Search term "icon": copy each line of the data containing it.

╔══

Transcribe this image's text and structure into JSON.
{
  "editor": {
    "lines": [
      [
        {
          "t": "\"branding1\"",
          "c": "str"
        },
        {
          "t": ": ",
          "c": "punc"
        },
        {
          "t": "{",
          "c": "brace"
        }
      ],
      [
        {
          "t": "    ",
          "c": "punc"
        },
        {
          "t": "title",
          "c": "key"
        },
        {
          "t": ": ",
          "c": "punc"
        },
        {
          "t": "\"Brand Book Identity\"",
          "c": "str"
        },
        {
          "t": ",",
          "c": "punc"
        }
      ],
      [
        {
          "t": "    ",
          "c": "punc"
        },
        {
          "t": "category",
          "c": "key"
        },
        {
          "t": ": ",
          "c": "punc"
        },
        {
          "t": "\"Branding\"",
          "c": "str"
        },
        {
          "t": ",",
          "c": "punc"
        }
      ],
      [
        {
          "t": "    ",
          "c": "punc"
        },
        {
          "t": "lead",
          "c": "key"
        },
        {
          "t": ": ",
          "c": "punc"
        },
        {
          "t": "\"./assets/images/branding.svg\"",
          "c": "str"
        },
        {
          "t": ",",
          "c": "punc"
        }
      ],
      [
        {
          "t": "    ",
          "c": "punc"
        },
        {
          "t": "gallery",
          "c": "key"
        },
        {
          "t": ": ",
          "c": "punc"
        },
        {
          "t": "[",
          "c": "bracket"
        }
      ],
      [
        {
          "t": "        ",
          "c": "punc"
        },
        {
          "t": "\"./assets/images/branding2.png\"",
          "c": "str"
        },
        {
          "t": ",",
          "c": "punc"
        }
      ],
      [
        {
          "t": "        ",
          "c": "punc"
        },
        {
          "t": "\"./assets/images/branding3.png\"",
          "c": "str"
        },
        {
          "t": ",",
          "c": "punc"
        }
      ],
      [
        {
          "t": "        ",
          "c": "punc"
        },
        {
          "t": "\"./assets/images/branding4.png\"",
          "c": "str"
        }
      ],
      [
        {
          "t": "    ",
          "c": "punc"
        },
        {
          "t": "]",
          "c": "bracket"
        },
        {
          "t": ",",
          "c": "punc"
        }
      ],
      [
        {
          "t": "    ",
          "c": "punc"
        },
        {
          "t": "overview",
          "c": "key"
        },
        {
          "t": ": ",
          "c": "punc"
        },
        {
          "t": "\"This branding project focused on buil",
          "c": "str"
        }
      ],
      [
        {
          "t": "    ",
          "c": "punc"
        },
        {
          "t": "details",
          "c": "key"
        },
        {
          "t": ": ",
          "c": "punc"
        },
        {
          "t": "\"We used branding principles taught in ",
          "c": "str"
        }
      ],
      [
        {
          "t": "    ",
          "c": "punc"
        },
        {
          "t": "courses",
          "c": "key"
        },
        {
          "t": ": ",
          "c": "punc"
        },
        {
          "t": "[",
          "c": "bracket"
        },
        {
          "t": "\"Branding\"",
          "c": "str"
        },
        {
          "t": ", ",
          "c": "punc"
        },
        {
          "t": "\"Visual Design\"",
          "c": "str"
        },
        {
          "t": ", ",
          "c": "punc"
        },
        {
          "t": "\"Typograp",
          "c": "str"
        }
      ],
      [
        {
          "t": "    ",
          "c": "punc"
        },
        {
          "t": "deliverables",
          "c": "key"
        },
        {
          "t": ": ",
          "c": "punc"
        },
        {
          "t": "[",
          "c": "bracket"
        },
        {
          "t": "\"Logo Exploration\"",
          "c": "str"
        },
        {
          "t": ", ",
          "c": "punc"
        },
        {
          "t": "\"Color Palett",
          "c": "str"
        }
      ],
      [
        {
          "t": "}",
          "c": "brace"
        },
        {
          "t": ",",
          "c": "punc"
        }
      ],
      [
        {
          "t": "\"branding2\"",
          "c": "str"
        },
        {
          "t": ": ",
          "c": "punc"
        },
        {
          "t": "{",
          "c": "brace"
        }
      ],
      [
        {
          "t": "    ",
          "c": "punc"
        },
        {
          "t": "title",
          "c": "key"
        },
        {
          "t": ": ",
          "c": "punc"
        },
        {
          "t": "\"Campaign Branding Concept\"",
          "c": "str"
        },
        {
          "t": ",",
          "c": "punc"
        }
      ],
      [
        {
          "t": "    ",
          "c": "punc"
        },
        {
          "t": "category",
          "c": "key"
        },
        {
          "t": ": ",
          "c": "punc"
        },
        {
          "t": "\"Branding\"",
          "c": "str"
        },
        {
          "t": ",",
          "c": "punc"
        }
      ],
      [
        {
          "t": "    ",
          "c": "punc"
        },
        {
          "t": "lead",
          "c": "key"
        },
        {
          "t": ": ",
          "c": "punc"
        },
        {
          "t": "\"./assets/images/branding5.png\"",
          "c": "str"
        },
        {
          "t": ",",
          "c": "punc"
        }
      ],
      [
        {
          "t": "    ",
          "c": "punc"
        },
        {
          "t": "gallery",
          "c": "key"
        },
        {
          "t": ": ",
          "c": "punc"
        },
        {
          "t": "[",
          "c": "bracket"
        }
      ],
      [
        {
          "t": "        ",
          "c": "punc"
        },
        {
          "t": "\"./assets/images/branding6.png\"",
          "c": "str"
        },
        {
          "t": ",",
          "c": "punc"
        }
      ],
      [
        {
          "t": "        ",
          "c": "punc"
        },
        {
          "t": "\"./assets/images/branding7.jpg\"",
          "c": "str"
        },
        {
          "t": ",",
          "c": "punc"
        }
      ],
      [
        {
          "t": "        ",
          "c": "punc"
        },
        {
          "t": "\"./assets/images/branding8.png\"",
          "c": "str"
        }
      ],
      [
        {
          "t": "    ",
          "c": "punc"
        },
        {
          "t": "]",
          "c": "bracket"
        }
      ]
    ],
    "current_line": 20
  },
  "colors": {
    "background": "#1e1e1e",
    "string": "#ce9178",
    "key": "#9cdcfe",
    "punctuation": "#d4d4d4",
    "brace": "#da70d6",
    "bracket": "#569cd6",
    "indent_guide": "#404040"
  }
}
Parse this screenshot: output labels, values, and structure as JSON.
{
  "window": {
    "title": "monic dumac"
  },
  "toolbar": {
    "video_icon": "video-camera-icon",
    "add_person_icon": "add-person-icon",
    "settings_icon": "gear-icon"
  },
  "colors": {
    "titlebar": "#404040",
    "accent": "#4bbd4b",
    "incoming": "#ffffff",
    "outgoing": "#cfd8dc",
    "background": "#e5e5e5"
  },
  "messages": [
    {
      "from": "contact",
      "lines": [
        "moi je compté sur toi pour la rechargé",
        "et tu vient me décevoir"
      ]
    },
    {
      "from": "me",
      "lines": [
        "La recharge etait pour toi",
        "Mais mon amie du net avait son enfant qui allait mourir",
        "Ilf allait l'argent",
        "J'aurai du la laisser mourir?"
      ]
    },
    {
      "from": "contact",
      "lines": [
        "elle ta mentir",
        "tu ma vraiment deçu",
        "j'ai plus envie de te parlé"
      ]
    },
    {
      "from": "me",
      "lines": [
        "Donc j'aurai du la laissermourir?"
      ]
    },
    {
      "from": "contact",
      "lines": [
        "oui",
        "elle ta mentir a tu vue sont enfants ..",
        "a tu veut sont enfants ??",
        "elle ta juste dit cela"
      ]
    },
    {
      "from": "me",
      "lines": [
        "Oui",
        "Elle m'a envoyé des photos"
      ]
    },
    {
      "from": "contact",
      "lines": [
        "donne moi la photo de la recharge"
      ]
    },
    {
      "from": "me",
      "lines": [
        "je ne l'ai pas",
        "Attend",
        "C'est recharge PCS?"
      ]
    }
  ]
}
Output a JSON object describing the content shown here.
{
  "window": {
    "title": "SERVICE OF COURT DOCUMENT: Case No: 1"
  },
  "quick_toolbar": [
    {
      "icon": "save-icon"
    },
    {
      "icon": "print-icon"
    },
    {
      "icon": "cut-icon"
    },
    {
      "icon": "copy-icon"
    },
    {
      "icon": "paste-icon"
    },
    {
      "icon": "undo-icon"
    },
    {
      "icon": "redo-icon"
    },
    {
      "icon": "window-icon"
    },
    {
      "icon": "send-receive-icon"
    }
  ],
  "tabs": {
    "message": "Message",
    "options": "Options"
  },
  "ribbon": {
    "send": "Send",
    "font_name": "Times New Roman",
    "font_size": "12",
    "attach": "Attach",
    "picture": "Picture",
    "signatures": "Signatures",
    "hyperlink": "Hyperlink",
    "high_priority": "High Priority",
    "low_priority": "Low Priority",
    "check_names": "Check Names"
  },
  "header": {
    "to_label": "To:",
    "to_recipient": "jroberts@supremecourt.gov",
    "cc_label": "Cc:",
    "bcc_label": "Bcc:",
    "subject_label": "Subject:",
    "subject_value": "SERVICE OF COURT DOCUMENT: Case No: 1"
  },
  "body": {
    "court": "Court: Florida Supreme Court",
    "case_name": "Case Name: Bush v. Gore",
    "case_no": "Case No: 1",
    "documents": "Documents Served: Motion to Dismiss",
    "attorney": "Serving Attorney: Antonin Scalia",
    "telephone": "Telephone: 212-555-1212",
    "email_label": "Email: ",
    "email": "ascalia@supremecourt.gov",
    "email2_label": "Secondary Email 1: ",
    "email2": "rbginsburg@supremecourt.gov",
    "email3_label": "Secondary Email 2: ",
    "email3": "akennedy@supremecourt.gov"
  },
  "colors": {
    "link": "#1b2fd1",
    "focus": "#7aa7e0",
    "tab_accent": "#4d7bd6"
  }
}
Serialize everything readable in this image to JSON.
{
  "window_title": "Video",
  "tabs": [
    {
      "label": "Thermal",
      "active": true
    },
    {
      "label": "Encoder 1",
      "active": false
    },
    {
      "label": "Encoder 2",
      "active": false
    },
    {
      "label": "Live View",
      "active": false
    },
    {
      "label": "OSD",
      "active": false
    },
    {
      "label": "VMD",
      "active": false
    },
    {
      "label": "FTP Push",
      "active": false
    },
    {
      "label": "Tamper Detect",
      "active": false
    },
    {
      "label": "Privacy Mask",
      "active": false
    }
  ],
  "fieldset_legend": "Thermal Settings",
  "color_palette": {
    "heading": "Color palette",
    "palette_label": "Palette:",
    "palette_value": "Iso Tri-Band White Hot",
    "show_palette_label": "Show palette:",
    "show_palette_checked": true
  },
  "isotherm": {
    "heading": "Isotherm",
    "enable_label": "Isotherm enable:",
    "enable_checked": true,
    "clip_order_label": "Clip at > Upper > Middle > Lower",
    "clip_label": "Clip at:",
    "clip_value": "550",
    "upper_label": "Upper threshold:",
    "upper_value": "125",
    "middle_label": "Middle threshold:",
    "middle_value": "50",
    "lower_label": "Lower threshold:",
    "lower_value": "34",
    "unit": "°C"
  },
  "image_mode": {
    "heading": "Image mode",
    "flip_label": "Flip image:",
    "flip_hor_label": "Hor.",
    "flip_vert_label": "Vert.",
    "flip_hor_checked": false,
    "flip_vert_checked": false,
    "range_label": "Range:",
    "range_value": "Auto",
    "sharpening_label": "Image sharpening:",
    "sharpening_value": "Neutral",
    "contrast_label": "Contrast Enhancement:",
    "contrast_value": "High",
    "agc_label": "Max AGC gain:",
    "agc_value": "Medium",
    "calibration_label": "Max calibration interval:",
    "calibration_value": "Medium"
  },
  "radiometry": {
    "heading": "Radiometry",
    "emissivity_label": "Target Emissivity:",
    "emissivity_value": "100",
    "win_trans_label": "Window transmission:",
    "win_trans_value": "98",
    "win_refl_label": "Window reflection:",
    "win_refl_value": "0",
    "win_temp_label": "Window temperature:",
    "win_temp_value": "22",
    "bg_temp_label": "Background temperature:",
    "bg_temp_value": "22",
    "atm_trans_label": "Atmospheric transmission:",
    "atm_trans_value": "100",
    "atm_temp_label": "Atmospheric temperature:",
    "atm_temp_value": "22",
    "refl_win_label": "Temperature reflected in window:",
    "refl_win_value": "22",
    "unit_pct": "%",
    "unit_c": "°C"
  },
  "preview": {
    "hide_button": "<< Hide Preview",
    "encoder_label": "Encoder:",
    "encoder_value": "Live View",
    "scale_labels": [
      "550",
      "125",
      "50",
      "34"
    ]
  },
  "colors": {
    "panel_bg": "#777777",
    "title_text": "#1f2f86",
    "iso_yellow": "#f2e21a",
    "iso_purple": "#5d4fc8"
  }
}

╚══

_Expected answer_:
    "video_icon": "video-camera-icon",
    "add_person_icon": "add-person-icon",
    "settings_icon": "gear-icon"
      "icon": "save-icon"
      "icon": "print-icon"
      "icon": "cut-icon"
      "icon": "copy-icon"
      "icon": "paste-icon"
      "icon": "undo-icon"
      "icon": "redo-icon"
      "icon": "window-icon"
      "icon": "send-receive-icon"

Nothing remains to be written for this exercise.